> **EXERCISE INSTRUCTIONS**
Every line in the records below with the string "from" is to be copied out.

== GIVEN ENTRIES ==

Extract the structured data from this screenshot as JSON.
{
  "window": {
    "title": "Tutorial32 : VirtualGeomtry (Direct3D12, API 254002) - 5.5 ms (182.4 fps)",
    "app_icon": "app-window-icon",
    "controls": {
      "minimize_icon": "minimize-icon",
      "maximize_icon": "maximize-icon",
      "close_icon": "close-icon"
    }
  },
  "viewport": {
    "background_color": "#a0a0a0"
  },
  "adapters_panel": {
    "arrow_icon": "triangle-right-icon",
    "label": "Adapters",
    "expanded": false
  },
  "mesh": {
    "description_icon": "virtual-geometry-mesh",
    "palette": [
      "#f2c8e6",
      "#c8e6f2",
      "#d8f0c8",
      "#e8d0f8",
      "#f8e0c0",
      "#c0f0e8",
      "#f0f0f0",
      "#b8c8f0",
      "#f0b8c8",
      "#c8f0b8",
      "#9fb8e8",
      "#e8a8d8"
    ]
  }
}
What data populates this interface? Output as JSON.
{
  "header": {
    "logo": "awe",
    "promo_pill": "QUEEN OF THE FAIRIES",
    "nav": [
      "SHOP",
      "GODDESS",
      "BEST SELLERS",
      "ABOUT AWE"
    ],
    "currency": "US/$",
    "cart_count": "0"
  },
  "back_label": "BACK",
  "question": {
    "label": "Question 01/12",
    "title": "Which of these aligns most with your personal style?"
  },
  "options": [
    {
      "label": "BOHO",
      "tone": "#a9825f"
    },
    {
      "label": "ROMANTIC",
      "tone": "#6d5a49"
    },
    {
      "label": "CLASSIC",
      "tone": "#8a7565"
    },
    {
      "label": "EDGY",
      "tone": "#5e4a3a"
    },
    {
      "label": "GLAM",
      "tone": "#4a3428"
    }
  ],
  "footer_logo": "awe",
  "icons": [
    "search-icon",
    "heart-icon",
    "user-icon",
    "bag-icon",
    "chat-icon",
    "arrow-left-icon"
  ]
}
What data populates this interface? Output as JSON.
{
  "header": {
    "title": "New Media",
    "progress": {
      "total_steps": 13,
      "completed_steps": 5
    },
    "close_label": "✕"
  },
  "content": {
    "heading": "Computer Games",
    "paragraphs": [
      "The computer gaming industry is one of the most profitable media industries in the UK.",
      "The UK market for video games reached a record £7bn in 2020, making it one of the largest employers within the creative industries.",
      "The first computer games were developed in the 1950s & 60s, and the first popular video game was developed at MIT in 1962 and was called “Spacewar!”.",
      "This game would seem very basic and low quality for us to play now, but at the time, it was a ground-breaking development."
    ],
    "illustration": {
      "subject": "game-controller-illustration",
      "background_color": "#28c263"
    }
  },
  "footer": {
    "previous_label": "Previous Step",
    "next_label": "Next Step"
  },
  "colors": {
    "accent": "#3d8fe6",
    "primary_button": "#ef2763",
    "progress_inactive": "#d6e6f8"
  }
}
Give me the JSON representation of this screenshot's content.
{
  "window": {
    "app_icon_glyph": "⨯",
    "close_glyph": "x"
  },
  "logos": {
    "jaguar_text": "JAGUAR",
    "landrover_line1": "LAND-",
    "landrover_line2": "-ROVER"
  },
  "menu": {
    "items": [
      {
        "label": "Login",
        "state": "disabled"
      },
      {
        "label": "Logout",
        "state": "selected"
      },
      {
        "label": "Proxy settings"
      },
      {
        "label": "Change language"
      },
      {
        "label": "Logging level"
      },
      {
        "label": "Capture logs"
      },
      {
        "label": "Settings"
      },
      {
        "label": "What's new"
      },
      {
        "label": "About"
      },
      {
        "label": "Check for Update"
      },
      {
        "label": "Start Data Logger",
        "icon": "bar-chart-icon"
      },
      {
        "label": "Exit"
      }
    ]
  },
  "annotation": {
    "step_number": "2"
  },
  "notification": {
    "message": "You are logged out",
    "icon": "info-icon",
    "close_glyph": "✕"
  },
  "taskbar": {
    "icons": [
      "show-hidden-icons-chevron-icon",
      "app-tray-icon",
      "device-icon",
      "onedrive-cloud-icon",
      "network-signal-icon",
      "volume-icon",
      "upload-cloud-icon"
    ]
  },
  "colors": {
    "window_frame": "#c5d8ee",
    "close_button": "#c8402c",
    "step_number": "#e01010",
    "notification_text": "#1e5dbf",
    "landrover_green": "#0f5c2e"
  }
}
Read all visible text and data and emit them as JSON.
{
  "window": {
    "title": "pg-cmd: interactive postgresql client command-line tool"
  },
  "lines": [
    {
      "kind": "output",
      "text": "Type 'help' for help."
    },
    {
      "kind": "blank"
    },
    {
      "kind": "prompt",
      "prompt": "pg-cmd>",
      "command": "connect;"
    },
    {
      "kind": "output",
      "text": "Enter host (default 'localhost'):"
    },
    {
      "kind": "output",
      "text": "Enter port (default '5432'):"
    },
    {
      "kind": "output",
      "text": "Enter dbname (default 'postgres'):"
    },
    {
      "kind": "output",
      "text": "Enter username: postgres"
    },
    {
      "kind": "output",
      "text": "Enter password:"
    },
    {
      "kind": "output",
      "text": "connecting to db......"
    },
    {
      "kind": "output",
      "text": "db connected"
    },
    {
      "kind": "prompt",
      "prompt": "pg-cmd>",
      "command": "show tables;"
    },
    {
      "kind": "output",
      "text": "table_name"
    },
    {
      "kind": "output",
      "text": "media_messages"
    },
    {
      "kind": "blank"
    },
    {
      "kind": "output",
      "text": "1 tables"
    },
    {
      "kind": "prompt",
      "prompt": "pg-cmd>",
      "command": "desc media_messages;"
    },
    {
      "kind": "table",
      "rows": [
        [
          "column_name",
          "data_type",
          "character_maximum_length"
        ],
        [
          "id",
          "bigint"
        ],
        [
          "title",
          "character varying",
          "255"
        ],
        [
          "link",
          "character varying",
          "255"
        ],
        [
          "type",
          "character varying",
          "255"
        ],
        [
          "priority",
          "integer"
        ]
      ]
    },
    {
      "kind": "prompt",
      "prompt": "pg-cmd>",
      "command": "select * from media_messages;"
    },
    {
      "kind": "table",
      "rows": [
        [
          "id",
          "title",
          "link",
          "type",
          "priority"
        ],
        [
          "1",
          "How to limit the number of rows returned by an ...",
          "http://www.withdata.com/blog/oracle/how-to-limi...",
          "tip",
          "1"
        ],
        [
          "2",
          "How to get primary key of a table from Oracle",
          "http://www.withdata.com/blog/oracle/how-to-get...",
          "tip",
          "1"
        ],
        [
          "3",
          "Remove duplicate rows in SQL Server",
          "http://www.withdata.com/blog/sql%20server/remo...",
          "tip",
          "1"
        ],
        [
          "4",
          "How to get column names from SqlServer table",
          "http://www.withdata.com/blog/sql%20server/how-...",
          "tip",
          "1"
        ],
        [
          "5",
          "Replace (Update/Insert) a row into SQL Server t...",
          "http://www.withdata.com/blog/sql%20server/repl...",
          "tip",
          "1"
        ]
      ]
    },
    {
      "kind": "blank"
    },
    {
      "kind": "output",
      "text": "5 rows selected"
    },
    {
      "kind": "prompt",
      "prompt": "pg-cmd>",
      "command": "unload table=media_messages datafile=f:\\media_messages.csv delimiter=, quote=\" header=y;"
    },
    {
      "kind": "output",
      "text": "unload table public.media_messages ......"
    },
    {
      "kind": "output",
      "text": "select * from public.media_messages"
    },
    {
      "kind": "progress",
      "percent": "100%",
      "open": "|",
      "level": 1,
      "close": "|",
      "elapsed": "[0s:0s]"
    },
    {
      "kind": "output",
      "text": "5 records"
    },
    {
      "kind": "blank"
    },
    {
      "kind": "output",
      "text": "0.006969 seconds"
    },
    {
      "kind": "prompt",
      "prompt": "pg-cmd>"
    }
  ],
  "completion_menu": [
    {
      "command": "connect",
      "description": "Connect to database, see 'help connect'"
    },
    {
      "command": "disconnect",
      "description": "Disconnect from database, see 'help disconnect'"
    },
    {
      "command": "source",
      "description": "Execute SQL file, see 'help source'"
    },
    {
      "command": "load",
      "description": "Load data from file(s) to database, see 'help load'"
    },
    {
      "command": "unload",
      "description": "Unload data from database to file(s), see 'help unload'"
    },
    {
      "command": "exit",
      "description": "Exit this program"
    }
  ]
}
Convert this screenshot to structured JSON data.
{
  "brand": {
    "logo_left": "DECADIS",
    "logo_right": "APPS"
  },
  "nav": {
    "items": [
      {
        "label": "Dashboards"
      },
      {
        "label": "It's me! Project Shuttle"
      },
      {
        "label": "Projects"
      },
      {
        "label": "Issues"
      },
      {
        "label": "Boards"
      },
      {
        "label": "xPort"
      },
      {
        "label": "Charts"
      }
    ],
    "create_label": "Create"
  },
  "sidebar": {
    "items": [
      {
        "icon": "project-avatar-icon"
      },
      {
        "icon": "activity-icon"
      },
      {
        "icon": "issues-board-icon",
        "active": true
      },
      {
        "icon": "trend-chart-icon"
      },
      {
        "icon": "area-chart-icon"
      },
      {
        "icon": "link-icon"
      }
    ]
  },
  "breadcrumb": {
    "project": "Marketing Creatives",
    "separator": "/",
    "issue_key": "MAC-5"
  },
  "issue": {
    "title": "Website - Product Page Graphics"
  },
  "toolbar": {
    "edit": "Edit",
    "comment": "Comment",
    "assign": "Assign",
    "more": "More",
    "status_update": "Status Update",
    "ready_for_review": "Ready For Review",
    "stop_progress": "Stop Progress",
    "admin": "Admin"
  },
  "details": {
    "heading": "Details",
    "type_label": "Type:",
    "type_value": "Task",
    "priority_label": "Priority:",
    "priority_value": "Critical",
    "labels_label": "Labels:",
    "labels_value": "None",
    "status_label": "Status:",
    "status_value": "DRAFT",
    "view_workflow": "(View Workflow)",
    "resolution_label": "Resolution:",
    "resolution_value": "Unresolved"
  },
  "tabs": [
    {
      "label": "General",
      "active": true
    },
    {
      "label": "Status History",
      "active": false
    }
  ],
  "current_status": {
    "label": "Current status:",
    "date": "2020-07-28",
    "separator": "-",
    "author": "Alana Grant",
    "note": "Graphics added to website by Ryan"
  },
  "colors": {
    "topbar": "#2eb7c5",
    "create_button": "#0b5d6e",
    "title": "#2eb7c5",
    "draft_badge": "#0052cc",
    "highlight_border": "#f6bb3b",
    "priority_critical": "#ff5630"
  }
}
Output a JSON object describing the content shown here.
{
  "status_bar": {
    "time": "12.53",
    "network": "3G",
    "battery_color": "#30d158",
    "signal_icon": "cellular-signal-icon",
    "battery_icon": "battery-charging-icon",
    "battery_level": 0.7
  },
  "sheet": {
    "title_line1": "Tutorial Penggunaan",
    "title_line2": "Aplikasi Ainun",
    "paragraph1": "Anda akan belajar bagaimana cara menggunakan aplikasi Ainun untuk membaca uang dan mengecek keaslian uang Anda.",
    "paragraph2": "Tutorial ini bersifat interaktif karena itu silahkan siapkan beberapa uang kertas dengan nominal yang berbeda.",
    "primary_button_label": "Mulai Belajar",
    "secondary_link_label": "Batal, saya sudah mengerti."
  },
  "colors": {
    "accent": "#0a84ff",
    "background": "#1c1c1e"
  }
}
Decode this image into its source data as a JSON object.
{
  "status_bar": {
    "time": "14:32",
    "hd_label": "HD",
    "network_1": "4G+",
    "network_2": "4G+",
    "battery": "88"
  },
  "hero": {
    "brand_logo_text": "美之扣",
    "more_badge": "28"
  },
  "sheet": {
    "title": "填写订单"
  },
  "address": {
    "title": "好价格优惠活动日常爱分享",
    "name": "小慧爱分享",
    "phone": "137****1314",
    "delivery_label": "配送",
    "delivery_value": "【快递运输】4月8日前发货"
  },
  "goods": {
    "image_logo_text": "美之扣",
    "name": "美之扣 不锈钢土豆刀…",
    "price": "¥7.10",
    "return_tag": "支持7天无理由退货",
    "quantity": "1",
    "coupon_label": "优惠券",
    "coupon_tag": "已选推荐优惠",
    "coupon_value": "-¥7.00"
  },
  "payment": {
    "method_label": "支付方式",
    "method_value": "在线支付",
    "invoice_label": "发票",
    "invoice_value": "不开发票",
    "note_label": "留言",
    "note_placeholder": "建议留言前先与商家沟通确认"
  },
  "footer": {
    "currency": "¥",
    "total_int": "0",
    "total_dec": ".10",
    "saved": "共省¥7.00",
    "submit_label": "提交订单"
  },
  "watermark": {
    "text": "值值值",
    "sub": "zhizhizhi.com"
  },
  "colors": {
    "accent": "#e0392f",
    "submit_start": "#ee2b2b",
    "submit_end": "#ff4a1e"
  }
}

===

> **TASK ANSWER**
Extract the structured data from this screenshot as JSON.
      "command": "select * from media_messages;"
          "How to get primary key of a table from Oracle",
          "How to get column names from SqlServer table",
      "text": "select * from public.media_messages"
      "description": "Disconnect from database, see 'help disconnect'"
      "description": "Load data from file(s) to database, see 'help load'"
      "description": "Unload data from database to file(s), see 'help unload'"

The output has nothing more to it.